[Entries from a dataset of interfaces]
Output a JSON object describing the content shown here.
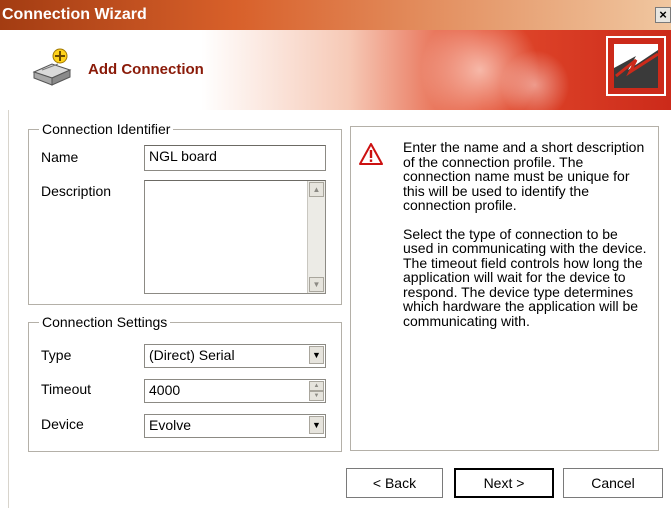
{
  "window": {
    "title": "Connection Wizard",
    "close_glyph": "×"
  },
  "header": {
    "title": "Add Connection",
    "icon": "add-connection-icon",
    "logo": "brand-logo"
  },
  "identifier": {
    "legend": "Connection Identifier",
    "name_label": "Name",
    "name_value": "NGL board",
    "description_label": "Description",
    "description_value": ""
  },
  "settings": {
    "legend": "Connection Settings",
    "type_label": "Type",
    "type_value": "(Direct) Serial",
    "timeout_label": "Timeout",
    "timeout_value": "4000",
    "device_label": "Device",
    "device_value": "Evolve"
  },
  "info": {
    "icon": "warning-icon",
    "paragraph1": "Enter the name and a short description of the connection profile. The connection name must be unique for this will be used to identify the connection profile.",
    "paragraph2": "Select the type of connection to be used in communicating with the device. The timeout field controls how long the application will wait for the device to respond. The device type determines which hardware the application will be communicating with."
  },
  "buttons": {
    "back": "< Back",
    "next": "Next >",
    "cancel": "Cancel"
  },
  "colors": {
    "title_accent": "#a33c12",
    "header_red": "#cc2a1a",
    "warning_red": "#cc1111"
  }
}
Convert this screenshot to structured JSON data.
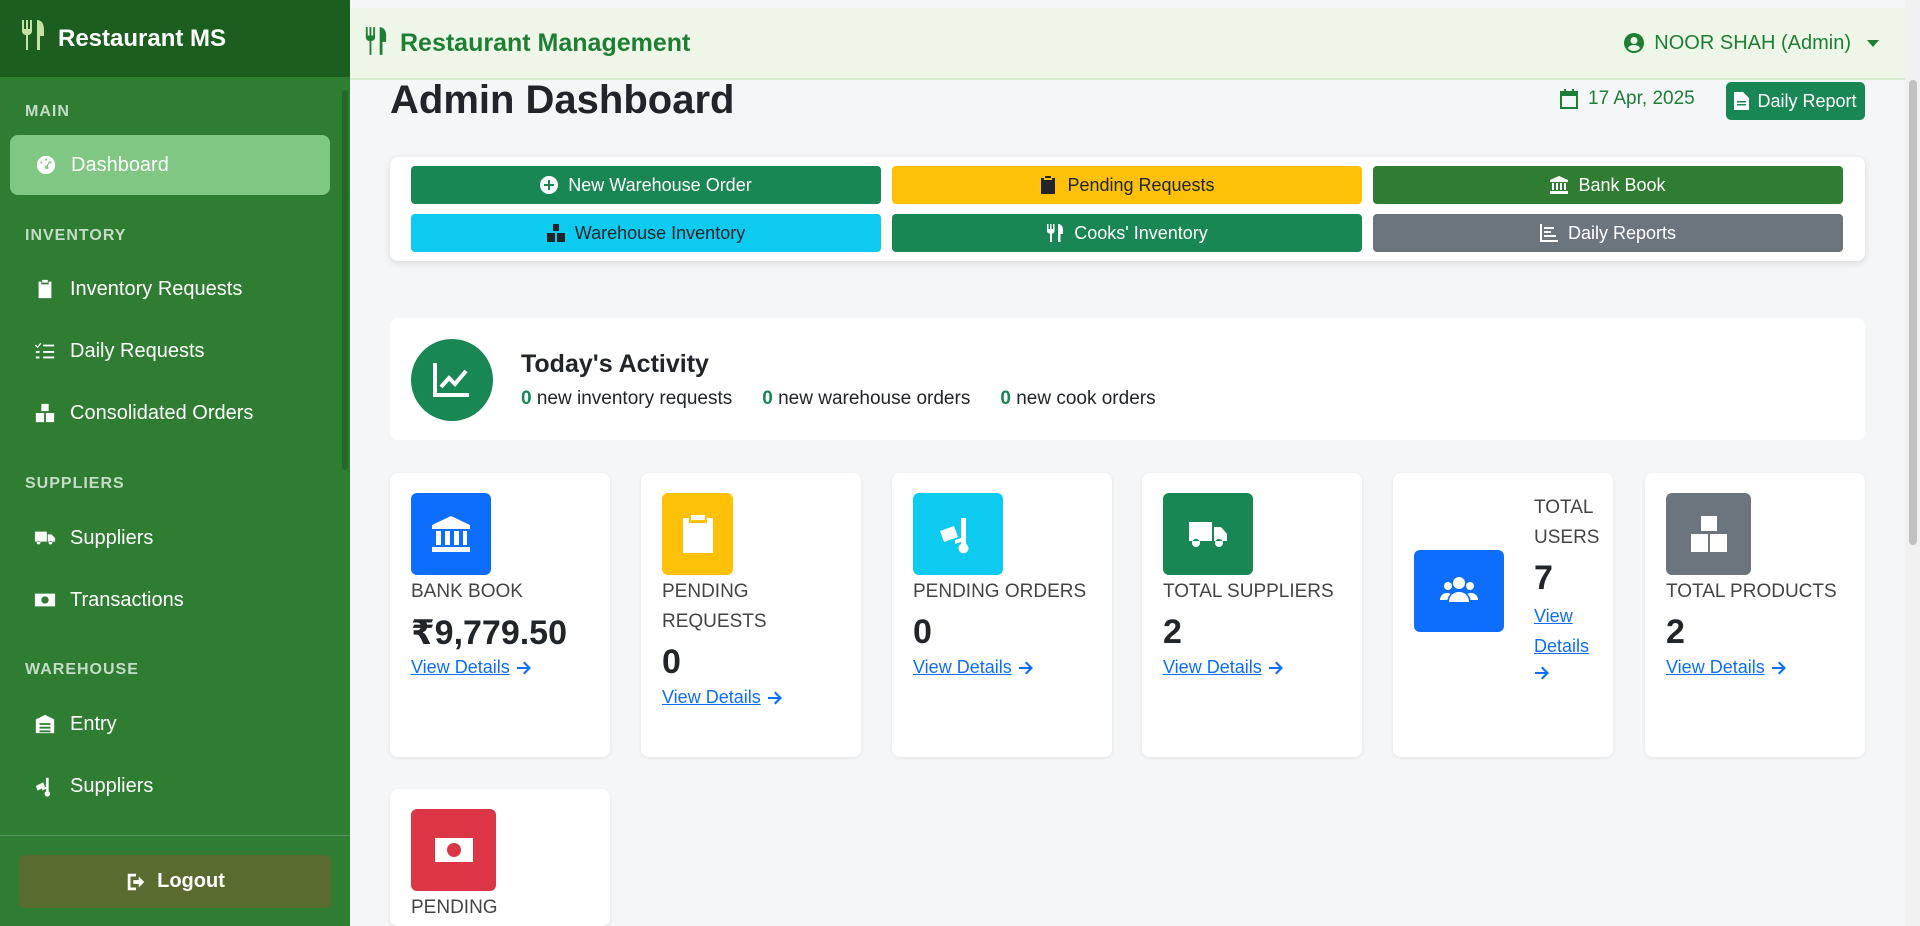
{
  "sidebar": {
    "brand": "Restaurant MS",
    "sections": {
      "main": "MAIN",
      "inventory": "INVENTORY",
      "suppliers": "SUPPLIERS",
      "warehouse": "WAREHOUSE"
    },
    "items": {
      "dashboard": "Dashboard",
      "inventory_requests": "Inventory Requests",
      "daily_requests": "Daily Requests",
      "consolidated_orders": "Consolidated Orders",
      "suppliers": "Suppliers",
      "transactions": "Transactions",
      "entry": "Entry",
      "warehouse_suppliers": "Suppliers"
    },
    "logout": "Logout"
  },
  "header": {
    "title": "Restaurant Management",
    "user": "NOOR SHAH (Admin)"
  },
  "page": {
    "title": "Admin Dashboard",
    "date": "17 Apr, 2025",
    "daily_report_button": "Daily Report"
  },
  "quick_actions": {
    "new_warehouse_order": "New Warehouse Order",
    "pending_requests": "Pending Requests",
    "bank_book": "Bank Book",
    "warehouse_inventory": "Warehouse Inventory",
    "cooks_inventory": "Cooks' Inventory",
    "daily_reports": "Daily Reports"
  },
  "activity": {
    "title": "Today's Activity",
    "inventory_requests_count": "0",
    "inventory_requests_text": "new inventory requests",
    "warehouse_orders_count": "0",
    "warehouse_orders_text": "new warehouse orders",
    "cook_orders_count": "0",
    "cook_orders_text": "new cook orders"
  },
  "stats": {
    "bank_book": {
      "label": "BANK BOOK",
      "value": "₹9,779.50",
      "link": "View Details"
    },
    "pending_requests": {
      "label": "PENDING REQUESTS",
      "value": "0",
      "link": "View Details"
    },
    "pending_orders": {
      "label": "PENDING ORDERS",
      "value": "0",
      "link": "View Details"
    },
    "total_suppliers": {
      "label": "TOTAL SUPPLIERS",
      "value": "2",
      "link": "View Details"
    },
    "total_users": {
      "label": "TOTAL USERS",
      "value": "7",
      "link": "View Details"
    },
    "total_products": {
      "label": "TOTAL PRODUCTS",
      "value": "2",
      "link": "View Details"
    },
    "pending_payments": {
      "label": "PENDING"
    }
  },
  "colors": {
    "sidebar": "#2e7d32",
    "brand_bar": "#1b5e20",
    "success": "#198754",
    "warning": "#ffc107",
    "info": "#0dcaf0",
    "primary": "#0d6efd",
    "secondary": "#6c757d",
    "danger": "#dc3545",
    "bank_book_btn": "#2e7d32"
  }
}
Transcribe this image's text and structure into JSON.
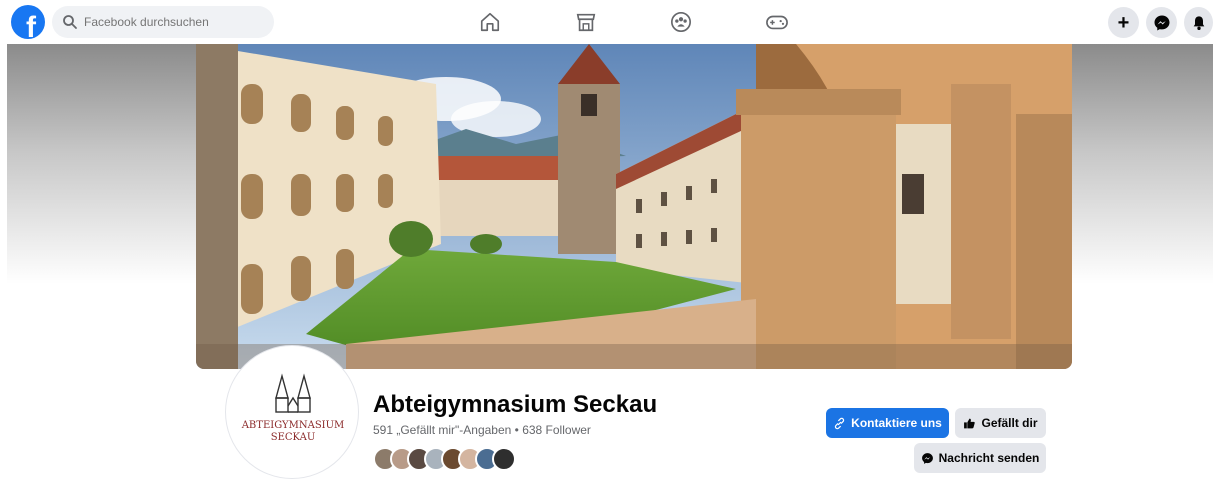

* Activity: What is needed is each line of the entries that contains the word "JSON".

* Solution for this exercise:
Output a JSON object describing the content shown here.
Convert this screenshot to structured JSON data.
Transcribe this image's text and structure into JSON.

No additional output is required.